§ WHAT IS NEEDED: Everything in the listing should be copied exactly, save for the pictures.

═════ THE DATA ═════

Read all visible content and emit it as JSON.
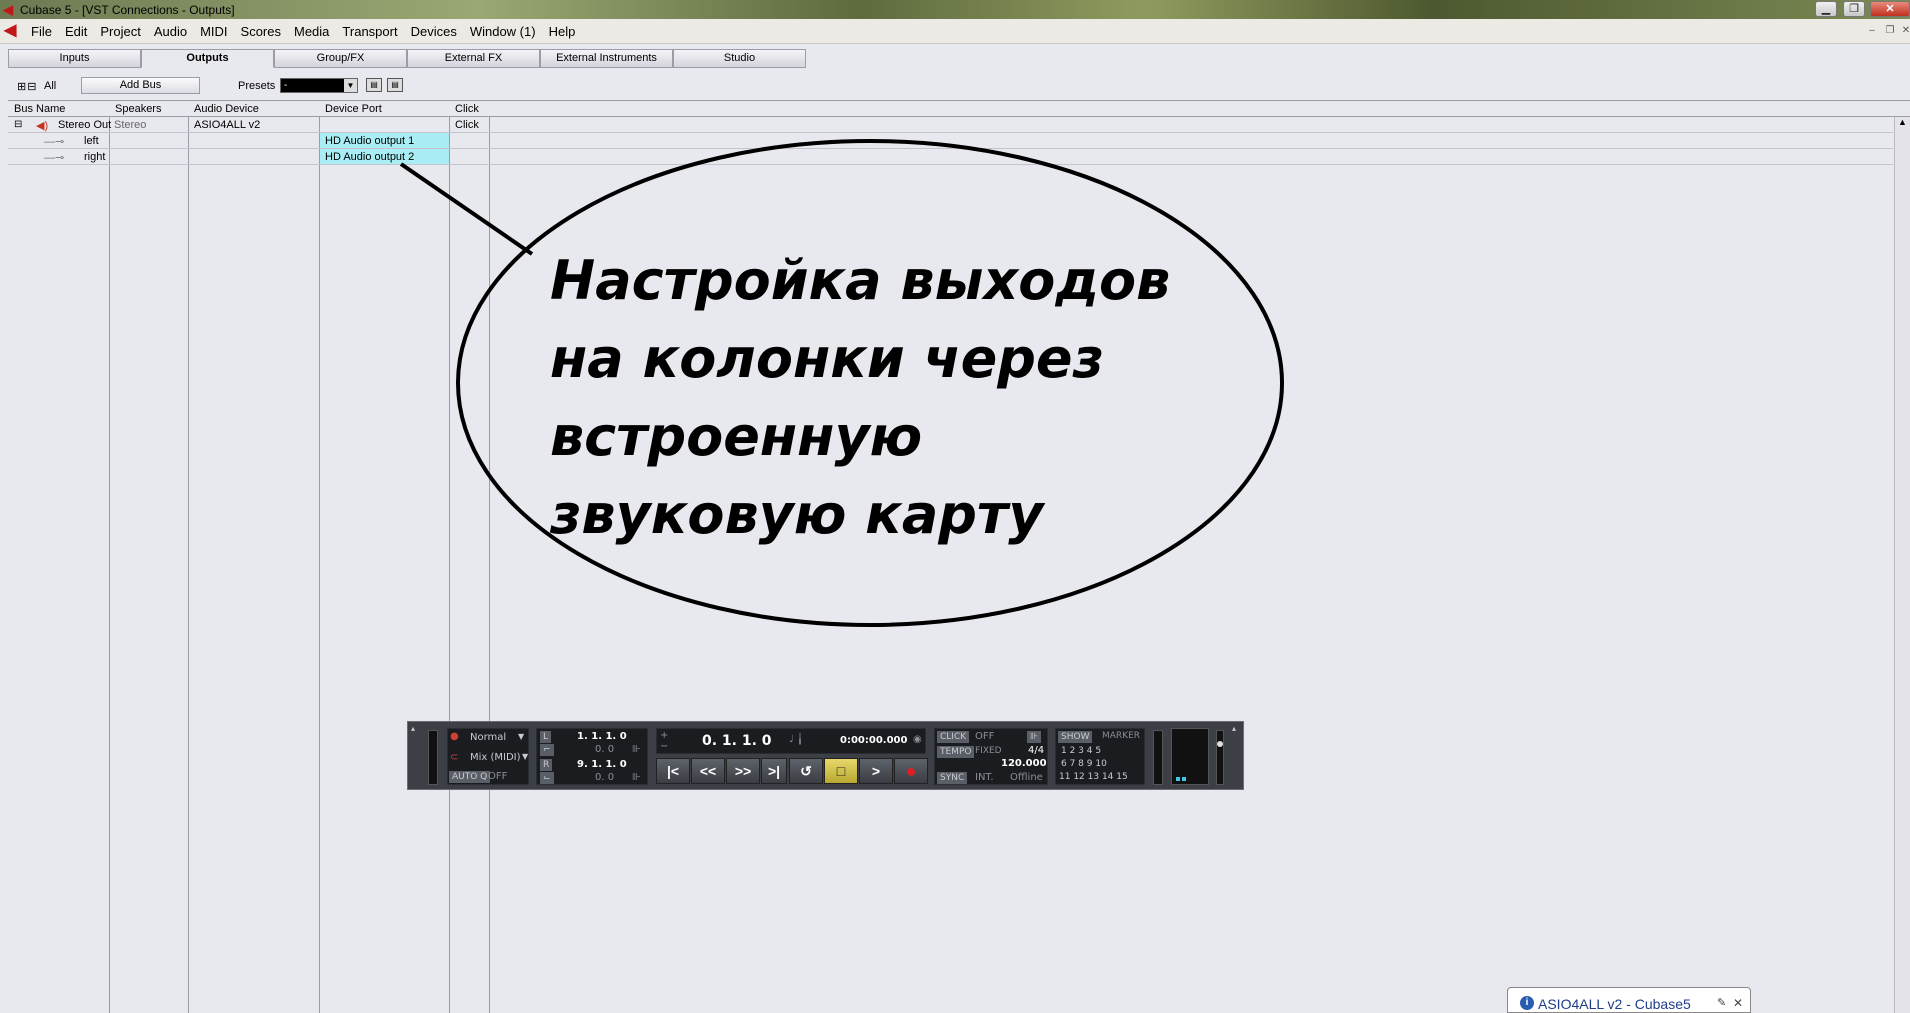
{
  "window": {
    "title": "Cubase 5 - [VST Connections - Outputs]",
    "logo_icon": "cubase-logo-icon"
  },
  "menu": [
    "File",
    "Edit",
    "Project",
    "Audio",
    "MIDI",
    "Scores",
    "Media",
    "Transport",
    "Devices",
    "Window (1)",
    "Help"
  ],
  "tabs": [
    "Inputs",
    "Outputs",
    "Group/FX",
    "External FX",
    "External Instruments",
    "Studio"
  ],
  "active_tab": "Outputs",
  "toolbar": {
    "all_label": "All",
    "add_bus_label": "Add Bus",
    "presets_label": "Presets",
    "presets_value": "-"
  },
  "columns": [
    "Bus Name",
    "Speakers",
    "Audio Device",
    "Device Port",
    "Click"
  ],
  "rows": [
    {
      "bus_name": "Stereo Out",
      "speakers": "Stereo",
      "audio_device": "ASIO4ALL v2",
      "device_port": "",
      "click": "Click"
    },
    {
      "bus_name": "left",
      "speakers": "",
      "audio_device": "",
      "device_port": "HD Audio output 1",
      "click": ""
    },
    {
      "bus_name": "right",
      "speakers": "",
      "audio_device": "",
      "device_port": "HD Audio output 2",
      "click": ""
    }
  ],
  "callout": {
    "text": "Настройка выходов на колонки через встроенную звуковую карту"
  },
  "transport": {
    "mode": "Normal",
    "mix": "Mix (MIDI)",
    "autoq_label": "AUTO Q",
    "autoq_value": "OFF",
    "left_locator": "1. 1. 1.   0",
    "right_locator": "9. 1. 1.   0",
    "small_val_1": "0.    0",
    "small_val_2": "0.    0",
    "position_bars": "0. 1. 1.   0",
    "position_time": "0:00:00.000",
    "click_label": "CLICK",
    "click_value": "OFF",
    "tempo_label": "TEMPO",
    "tempo_mode": "FIXED",
    "signature": "4/4",
    "tempo": "120.000",
    "sync_label": "SYNC",
    "sync_value": "INT.",
    "sync_status": "Offline",
    "show_label": "SHOW",
    "marker_label": "MARKER",
    "marker_row1": "1   2   3   4   5",
    "marker_row2": "6   7   8   9  10",
    "marker_row3": "11  12  13  14  15"
  },
  "notification": {
    "text": "ASIO4ALL v2 - Cubase5"
  }
}
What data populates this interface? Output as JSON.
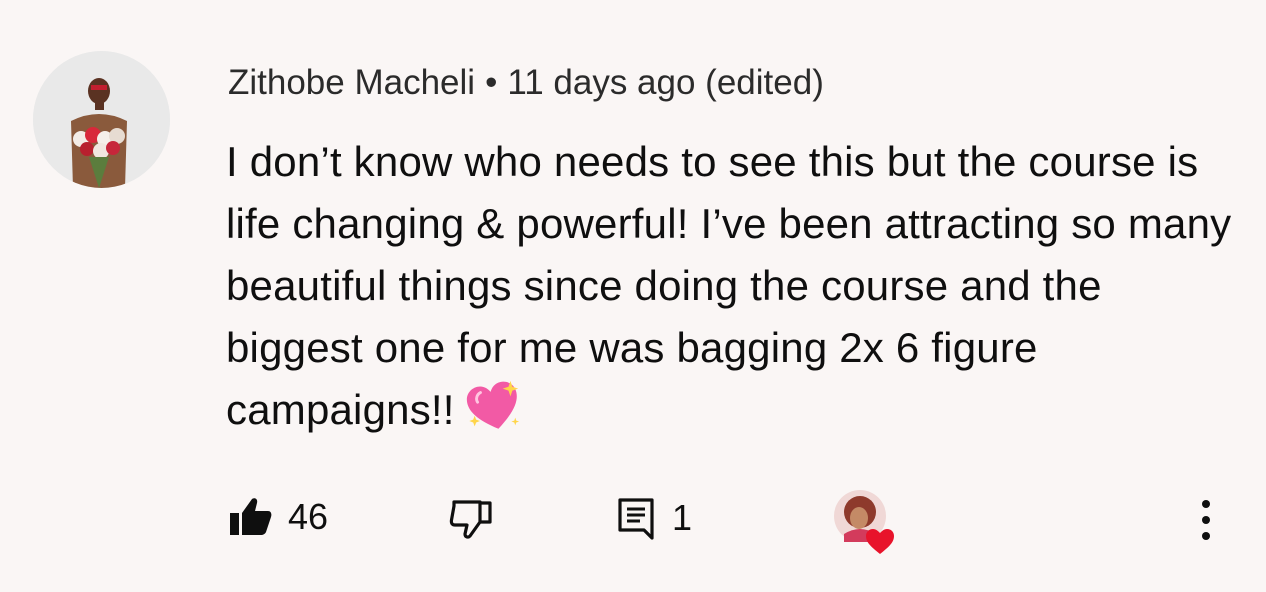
{
  "comment": {
    "author": "Zithobe Macheli",
    "separator": "•",
    "timestamp": "11 days ago (edited)",
    "text": "I don’t know who needs to see this but the course is life changing & powerful! I’ve been attracting so many beautiful things since doing the course and the biggest one for me was bagging 2x 6 figure campaigns!!",
    "emoji": "sparkling-heart-icon"
  },
  "actions": {
    "like_count": "46",
    "reply_count": "1",
    "like_icon": "thumbs-up-filled-icon",
    "dislike_icon": "thumbs-down-icon",
    "reply_icon": "comment-icon",
    "hearted_icon": "creator-heart-icon",
    "more_icon": "more-vertical-icon"
  },
  "colors": {
    "background": "#faf6f5",
    "text": "#0f0f0f",
    "heart": "#e8132b",
    "emoji_pink": "#f25aa5"
  }
}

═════

§ EXERCISE SOLUTION:
Read all visible content and emit it as JSON.
{
  "window": {
    "title": "Cubase 5 - [VST Connections - Outputs]",
    "logo_icon": "cubase-logo-icon"
  },
  "menu": [
    "File",
    "Edit",
    "Project",
    "Audio",
    "MIDI",
    "Scores",
    "Media",
    "Transport",
    "Devices",
    "Window (1)",
    "Help"
  ],
  "tabs": [
    "Inputs",
    "Outputs",
    "Group/FX",
    "External FX",
    "External Instruments",
    "Studio"
  ],
  "active_tab": "Outputs",
  "toolbar": {
    "all_label": "All",
    "add_bus_label": "Add Bus",
    "presets_label": "Presets",
    "presets_value": "-"
  },
  "columns": [
    "Bus Name",
    "Speakers",
    "Audio Device",
    "Device Port",
    "Click"
  ],
  "rows": [
    {
      "bus_name": "Stereo Out",
      "speakers": "Stereo",
      "audio_device": "ASIO4ALL v2",
      "device_port": "",
      "click": "Click"
    },
    {
      "bus_name": "left",
      "speakers": "",
      "audio_device": "",
      "device_port": "HD Audio output 1",
      "click": ""
    },
    {
      "bus_name": "right",
      "speakers": "",
      "audio_device": "",
      "device_port": "HD Audio output 2",
      "click": ""
    }
  ],
  "callout": {
    "text": "Настройка выходов на колонки через встроенную звуковую карту"
  },
  "transport": {
    "mode": "Normal",
    "mix": "Mix (MIDI)",
    "autoq_label": "AUTO Q",
    "autoq_value": "OFF",
    "left_locator": "1. 1. 1.   0",
    "right_locator": "9. 1. 1.   0",
    "small_val_1": "0.    0",
    "small_val_2": "0.    0",
    "position_bars": "0. 1. 1.   0",
    "position_time": "0:00:00.000",
    "click_label": "CLICK",
    "click_value": "OFF",
    "tempo_label": "TEMPO",
    "tempo_mode": "FIXED",
    "signature": "4/4",
    "tempo": "120.000",
    "sync_label": "SYNC",
    "sync_value": "INT.",
    "sync_status": "Offline",
    "show_label": "SHOW",
    "marker_label": "MARKER",
    "marker_row1": "1   2   3   4   5",
    "marker_row2": "6   7   8   9  10",
    "marker_row3": "11  12  13  14  15"
  },
  "notification": {
    "text": "ASIO4ALL v2 - Cubase5"
  }
}
What data populates this interface? Output as JSON.
{
  "comment": {
    "author": "Zithobe Macheli",
    "separator": "•",
    "timestamp": "11 days ago (edited)",
    "text": "I don’t know who needs to see this but the course is life changing & powerful! I’ve been attracting so many beautiful things since doing the course and the biggest one for me was bagging 2x 6 figure campaigns!!",
    "emoji": "sparkling-heart-icon"
  },
  "actions": {
    "like_count": "46",
    "reply_count": "1",
    "like_icon": "thumbs-up-filled-icon",
    "dislike_icon": "thumbs-down-icon",
    "reply_icon": "comment-icon",
    "hearted_icon": "creator-heart-icon",
    "more_icon": "more-vertical-icon"
  },
  "colors": {
    "background": "#faf6f5",
    "text": "#0f0f0f",
    "heart": "#e8132b",
    "emoji_pink": "#f25aa5"
  }
}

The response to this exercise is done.